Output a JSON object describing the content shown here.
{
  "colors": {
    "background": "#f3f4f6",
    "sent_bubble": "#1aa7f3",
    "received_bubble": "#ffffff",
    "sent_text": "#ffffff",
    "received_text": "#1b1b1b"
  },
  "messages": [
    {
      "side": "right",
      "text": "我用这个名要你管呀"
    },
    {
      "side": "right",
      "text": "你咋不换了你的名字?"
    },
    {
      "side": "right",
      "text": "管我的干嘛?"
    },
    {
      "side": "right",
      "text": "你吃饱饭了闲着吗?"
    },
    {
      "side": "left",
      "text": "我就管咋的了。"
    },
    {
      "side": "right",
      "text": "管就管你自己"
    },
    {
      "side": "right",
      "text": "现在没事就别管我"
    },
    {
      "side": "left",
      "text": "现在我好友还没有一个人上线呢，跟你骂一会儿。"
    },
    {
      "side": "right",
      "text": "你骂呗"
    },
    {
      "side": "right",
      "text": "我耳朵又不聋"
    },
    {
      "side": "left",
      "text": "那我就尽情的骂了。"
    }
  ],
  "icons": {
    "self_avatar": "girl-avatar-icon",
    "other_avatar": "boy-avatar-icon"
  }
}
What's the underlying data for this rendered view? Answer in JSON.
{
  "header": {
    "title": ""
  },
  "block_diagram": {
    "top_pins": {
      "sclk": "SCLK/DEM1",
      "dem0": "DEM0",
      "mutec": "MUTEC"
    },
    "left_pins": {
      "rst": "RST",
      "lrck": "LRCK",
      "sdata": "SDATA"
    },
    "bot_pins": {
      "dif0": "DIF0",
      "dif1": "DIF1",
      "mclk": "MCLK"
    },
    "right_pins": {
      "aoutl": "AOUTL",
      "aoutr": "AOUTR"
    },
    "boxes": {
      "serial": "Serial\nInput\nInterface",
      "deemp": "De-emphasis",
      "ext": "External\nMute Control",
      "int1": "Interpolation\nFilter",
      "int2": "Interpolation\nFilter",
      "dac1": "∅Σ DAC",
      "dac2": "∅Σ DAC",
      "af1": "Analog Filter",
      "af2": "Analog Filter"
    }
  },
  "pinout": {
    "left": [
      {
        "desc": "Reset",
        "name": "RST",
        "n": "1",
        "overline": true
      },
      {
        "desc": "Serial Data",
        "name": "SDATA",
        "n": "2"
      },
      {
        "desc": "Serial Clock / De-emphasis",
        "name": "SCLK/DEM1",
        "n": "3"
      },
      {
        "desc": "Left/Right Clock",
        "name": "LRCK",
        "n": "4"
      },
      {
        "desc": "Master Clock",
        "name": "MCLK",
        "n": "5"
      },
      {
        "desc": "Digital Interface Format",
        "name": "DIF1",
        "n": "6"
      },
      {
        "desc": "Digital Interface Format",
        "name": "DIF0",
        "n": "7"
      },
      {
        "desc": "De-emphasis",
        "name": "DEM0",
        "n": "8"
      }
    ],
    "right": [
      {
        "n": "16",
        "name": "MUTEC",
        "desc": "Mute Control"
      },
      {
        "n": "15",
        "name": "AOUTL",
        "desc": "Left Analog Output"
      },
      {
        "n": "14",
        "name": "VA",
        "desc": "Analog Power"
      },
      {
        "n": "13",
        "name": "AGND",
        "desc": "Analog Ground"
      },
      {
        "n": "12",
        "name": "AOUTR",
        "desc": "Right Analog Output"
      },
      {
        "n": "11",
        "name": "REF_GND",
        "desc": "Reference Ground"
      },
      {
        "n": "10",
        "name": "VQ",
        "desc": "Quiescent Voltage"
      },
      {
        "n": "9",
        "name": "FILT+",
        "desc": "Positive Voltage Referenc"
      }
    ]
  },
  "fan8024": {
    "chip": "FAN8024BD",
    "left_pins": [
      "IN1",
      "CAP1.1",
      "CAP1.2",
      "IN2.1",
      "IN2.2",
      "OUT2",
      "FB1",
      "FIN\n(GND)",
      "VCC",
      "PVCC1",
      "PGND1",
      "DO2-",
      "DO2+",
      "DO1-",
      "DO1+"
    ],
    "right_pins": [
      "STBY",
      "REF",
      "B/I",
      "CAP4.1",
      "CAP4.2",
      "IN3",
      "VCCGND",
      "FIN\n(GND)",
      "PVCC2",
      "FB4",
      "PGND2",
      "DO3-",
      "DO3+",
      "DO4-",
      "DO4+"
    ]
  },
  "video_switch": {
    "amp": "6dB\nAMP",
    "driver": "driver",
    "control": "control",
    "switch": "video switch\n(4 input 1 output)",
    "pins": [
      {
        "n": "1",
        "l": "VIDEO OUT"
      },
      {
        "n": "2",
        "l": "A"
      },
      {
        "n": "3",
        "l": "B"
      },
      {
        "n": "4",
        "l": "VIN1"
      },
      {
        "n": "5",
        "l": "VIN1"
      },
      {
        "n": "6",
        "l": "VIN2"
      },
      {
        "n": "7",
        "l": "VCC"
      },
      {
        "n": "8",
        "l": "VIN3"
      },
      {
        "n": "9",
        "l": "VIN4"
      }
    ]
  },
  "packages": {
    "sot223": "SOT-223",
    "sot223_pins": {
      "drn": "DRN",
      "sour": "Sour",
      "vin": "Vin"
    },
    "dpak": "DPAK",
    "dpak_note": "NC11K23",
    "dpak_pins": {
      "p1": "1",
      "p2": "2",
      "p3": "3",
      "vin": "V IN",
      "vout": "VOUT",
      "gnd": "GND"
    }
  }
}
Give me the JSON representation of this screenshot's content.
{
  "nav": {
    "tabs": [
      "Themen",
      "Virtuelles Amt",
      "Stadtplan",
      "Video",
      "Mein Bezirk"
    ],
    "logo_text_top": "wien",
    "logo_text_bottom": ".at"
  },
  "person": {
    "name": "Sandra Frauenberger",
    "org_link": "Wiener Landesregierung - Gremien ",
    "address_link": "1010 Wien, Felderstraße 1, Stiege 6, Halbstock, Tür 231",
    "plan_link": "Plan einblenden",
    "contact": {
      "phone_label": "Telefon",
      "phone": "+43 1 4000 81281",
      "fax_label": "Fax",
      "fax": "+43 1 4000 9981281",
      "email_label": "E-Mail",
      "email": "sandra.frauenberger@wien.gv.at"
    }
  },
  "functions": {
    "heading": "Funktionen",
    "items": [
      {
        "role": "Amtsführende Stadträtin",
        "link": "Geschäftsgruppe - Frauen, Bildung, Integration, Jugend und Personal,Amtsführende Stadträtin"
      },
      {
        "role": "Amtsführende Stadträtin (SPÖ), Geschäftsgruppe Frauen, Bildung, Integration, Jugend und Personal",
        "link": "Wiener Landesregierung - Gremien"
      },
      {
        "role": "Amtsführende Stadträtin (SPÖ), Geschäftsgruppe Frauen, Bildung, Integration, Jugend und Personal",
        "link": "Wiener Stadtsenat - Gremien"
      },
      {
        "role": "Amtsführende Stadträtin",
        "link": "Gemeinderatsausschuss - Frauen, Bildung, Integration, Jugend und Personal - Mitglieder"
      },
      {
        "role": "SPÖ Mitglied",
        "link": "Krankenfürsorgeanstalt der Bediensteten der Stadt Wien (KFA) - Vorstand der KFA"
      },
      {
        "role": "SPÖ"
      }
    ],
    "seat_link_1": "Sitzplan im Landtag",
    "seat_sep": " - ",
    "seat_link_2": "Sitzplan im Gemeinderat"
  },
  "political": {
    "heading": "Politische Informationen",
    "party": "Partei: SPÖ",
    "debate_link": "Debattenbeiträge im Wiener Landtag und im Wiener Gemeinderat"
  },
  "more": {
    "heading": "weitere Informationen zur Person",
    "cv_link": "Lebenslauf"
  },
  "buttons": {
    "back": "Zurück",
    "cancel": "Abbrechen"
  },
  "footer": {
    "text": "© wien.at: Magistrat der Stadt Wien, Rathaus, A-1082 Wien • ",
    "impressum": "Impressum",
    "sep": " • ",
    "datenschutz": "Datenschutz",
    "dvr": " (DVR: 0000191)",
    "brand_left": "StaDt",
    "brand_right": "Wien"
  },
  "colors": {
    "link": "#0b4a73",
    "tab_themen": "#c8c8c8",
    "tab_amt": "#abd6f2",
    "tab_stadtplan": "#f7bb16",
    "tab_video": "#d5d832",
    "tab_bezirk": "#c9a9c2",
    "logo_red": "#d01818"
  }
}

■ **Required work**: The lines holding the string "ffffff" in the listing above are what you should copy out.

■ **Exercise response**:
    "received_bubble": "#ffffff",
    "sent_text": "#ffffff",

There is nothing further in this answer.